REQUIREMENT:
Lines that include the string "verbose" are the ones to copy from the entries below.

DATA IN THIS EXERCISE:
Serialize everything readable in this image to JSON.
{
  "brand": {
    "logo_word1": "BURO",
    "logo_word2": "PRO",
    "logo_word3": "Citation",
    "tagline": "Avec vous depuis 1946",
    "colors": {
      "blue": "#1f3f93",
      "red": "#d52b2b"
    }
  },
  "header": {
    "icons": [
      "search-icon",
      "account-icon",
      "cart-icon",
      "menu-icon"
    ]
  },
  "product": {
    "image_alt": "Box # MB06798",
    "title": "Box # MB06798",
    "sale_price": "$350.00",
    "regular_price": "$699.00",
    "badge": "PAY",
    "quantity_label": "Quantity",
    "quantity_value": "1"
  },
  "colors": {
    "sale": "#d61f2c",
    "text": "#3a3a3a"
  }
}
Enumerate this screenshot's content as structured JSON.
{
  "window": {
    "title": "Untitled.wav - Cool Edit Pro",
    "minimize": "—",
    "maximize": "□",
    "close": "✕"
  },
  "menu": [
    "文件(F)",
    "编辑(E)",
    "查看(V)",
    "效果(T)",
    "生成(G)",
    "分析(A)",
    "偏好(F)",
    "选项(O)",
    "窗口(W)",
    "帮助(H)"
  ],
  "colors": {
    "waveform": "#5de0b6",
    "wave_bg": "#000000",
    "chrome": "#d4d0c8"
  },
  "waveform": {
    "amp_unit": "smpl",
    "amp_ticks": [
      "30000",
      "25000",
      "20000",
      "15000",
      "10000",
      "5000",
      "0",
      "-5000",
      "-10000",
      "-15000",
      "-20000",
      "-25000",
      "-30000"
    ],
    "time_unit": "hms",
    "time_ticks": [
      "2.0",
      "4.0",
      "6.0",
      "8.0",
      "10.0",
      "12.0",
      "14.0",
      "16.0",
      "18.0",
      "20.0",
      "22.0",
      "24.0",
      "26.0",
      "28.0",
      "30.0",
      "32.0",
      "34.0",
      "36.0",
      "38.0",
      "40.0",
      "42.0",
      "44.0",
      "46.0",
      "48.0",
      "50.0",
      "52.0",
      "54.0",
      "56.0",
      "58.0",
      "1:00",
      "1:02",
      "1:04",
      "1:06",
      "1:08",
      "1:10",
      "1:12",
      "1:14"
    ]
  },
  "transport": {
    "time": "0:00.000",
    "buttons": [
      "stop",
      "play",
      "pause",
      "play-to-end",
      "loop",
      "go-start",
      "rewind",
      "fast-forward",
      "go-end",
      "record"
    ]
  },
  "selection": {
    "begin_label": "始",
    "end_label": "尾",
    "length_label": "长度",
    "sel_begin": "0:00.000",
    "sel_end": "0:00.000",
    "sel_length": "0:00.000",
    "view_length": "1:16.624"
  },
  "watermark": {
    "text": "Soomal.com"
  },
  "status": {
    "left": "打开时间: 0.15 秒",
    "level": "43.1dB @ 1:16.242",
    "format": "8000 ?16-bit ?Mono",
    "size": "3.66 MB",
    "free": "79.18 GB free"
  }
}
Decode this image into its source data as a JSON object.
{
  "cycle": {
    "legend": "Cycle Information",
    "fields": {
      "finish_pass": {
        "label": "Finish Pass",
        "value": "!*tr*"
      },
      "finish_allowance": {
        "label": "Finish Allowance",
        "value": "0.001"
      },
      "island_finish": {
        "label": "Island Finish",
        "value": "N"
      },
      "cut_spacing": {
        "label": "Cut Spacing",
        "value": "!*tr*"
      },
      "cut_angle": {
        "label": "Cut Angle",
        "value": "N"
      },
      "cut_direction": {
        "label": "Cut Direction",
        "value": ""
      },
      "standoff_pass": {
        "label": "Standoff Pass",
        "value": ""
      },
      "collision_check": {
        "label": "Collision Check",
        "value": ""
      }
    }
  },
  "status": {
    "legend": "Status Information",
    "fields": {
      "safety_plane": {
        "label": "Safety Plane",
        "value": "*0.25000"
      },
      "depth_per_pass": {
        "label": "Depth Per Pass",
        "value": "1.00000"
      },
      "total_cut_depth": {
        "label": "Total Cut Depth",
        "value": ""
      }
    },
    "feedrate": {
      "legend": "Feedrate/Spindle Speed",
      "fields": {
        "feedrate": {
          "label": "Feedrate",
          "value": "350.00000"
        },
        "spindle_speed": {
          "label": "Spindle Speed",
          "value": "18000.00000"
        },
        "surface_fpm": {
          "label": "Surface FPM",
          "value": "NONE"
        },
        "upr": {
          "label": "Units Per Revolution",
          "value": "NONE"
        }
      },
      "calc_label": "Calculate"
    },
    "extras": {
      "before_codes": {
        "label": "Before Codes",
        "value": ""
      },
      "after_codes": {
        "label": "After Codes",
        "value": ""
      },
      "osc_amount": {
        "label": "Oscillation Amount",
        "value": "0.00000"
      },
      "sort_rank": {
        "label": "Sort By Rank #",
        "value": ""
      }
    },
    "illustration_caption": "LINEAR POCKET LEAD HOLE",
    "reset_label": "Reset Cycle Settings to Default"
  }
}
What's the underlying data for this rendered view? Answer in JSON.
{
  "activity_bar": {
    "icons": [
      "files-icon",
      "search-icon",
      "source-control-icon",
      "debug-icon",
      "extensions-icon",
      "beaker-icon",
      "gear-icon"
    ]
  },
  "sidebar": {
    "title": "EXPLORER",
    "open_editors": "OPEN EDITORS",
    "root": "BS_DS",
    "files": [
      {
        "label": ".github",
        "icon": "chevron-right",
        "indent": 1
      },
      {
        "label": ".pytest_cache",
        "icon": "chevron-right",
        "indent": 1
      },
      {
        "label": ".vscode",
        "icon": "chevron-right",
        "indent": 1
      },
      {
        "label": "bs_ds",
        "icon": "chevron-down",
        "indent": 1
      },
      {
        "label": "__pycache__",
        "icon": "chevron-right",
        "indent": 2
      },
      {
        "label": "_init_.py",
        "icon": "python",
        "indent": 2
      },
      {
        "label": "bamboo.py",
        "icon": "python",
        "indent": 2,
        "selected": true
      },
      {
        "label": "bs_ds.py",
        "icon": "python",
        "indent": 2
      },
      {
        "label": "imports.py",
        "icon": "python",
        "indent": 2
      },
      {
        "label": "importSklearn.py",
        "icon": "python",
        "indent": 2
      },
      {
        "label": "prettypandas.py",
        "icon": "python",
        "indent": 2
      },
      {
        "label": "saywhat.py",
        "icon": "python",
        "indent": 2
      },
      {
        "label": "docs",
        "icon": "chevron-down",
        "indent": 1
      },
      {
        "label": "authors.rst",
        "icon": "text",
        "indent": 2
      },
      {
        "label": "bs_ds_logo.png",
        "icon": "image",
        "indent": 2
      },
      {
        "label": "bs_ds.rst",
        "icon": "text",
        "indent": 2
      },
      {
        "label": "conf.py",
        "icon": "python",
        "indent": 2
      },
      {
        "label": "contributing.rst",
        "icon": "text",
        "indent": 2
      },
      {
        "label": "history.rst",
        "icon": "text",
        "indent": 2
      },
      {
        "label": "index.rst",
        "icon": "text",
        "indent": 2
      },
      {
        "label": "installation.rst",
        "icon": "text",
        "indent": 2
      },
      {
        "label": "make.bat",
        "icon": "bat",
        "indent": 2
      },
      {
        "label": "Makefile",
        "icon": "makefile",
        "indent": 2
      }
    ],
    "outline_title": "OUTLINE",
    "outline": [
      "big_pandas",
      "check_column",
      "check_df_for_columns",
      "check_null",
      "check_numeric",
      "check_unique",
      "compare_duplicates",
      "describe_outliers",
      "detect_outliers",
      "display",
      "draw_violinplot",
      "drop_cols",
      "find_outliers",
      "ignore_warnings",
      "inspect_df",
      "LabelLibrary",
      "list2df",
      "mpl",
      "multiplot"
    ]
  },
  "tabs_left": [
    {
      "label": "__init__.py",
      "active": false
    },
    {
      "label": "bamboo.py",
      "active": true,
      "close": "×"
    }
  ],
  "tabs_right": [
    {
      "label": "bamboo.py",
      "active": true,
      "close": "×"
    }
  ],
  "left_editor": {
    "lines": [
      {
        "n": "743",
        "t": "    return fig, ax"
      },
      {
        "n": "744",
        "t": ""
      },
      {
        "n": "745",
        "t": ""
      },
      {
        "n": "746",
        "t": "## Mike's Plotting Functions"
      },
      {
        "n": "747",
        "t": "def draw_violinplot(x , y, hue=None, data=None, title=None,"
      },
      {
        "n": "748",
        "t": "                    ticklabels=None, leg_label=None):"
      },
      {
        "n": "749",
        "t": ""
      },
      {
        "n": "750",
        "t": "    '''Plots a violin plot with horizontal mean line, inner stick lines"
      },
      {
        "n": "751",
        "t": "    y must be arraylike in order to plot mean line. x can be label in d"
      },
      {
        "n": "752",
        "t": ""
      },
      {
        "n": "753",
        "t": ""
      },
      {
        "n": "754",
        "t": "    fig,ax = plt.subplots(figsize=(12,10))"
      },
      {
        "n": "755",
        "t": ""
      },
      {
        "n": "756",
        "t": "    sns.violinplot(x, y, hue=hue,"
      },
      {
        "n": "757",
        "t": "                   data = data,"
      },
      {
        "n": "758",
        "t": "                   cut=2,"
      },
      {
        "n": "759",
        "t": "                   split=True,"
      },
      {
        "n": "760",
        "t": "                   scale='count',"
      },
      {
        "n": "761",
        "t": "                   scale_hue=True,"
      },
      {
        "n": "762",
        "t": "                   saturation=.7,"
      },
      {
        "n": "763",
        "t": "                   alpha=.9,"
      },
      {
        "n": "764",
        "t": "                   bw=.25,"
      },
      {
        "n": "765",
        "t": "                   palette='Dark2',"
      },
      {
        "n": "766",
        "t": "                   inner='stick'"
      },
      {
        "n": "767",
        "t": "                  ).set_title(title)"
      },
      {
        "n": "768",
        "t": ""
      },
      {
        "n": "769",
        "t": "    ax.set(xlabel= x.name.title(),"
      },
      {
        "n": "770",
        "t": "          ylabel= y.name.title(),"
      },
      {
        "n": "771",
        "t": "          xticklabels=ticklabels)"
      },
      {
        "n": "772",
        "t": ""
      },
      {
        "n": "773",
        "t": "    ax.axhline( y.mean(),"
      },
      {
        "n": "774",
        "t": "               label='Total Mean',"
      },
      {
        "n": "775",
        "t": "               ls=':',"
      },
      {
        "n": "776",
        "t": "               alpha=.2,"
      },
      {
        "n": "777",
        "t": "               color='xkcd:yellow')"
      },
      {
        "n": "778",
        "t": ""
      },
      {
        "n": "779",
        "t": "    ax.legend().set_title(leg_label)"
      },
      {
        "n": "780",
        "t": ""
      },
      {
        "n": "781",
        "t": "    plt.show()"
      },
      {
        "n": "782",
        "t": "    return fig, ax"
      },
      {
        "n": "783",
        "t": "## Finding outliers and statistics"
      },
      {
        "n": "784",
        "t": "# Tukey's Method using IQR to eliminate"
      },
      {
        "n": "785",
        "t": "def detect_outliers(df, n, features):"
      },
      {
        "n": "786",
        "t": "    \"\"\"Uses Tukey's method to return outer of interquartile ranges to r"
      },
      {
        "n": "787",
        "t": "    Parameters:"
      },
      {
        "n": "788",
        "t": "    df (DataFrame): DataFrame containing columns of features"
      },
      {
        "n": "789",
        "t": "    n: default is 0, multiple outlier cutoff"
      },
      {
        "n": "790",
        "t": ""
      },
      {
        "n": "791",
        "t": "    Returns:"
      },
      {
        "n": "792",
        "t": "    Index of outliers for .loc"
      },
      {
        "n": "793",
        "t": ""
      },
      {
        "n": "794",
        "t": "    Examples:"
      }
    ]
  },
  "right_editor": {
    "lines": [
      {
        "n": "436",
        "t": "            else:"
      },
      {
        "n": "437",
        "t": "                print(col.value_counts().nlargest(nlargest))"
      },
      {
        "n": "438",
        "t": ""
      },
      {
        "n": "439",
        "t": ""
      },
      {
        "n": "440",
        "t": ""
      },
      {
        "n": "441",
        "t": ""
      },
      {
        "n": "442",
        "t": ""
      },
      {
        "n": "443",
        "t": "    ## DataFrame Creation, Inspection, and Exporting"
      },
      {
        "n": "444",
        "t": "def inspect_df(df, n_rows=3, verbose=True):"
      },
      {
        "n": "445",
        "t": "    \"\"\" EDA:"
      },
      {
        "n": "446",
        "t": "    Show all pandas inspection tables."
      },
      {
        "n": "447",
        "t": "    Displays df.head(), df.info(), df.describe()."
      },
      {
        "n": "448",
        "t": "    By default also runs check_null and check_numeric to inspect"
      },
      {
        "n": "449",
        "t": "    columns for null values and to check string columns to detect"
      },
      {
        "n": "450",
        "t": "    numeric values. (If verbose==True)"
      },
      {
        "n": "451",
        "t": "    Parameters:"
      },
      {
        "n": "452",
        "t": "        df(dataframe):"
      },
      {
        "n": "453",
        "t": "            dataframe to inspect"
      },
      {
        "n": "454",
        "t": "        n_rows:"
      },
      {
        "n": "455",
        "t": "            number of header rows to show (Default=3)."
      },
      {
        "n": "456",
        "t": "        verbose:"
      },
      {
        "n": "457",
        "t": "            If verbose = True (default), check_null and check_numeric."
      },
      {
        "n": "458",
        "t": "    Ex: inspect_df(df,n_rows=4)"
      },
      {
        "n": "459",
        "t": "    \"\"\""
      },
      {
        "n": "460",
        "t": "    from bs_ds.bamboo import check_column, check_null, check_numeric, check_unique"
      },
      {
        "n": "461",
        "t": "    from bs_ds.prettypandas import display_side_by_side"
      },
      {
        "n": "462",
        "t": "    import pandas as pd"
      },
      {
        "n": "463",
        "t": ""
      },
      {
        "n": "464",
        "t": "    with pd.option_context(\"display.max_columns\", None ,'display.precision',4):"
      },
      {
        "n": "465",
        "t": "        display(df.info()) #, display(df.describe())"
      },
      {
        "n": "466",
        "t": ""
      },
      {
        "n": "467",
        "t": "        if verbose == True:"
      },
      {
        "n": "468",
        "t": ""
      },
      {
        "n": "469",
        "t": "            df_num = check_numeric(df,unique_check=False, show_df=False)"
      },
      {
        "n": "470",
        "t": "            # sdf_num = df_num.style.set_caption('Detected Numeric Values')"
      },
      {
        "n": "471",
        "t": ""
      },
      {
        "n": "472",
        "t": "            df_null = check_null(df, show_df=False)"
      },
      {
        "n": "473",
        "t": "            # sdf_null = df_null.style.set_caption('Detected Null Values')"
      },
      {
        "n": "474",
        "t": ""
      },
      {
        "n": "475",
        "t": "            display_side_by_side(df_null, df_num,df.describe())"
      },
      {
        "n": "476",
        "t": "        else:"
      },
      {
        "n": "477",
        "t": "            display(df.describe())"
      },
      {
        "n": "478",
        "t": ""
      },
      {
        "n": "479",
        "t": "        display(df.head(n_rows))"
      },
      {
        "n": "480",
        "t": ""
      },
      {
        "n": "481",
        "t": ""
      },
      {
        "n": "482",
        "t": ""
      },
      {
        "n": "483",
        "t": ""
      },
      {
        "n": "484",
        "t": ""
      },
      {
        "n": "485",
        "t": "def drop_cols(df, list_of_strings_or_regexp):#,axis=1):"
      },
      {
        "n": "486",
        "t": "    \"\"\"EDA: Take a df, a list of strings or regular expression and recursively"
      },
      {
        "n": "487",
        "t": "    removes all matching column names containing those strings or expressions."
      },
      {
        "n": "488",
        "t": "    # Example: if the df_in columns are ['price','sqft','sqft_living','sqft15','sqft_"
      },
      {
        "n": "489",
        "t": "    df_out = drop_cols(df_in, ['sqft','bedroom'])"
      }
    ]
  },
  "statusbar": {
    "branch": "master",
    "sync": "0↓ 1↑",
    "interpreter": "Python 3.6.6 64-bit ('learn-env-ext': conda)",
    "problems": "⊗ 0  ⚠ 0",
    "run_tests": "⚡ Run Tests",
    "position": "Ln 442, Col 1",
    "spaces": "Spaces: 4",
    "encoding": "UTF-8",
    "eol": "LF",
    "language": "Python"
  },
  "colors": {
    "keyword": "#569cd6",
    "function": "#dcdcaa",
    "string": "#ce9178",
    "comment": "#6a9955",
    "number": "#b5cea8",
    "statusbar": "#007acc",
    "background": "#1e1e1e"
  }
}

TASK SOLUTION:
        "t": "def inspect_df(df, n_rows=3, verbose=True):"
        "t": "    numeric values. (If verbose==True)"
        "t": "        verbose:"
        "t": "            If verbose = True (default), check_null and check_numeric."
        "t": "        if verbose == True:"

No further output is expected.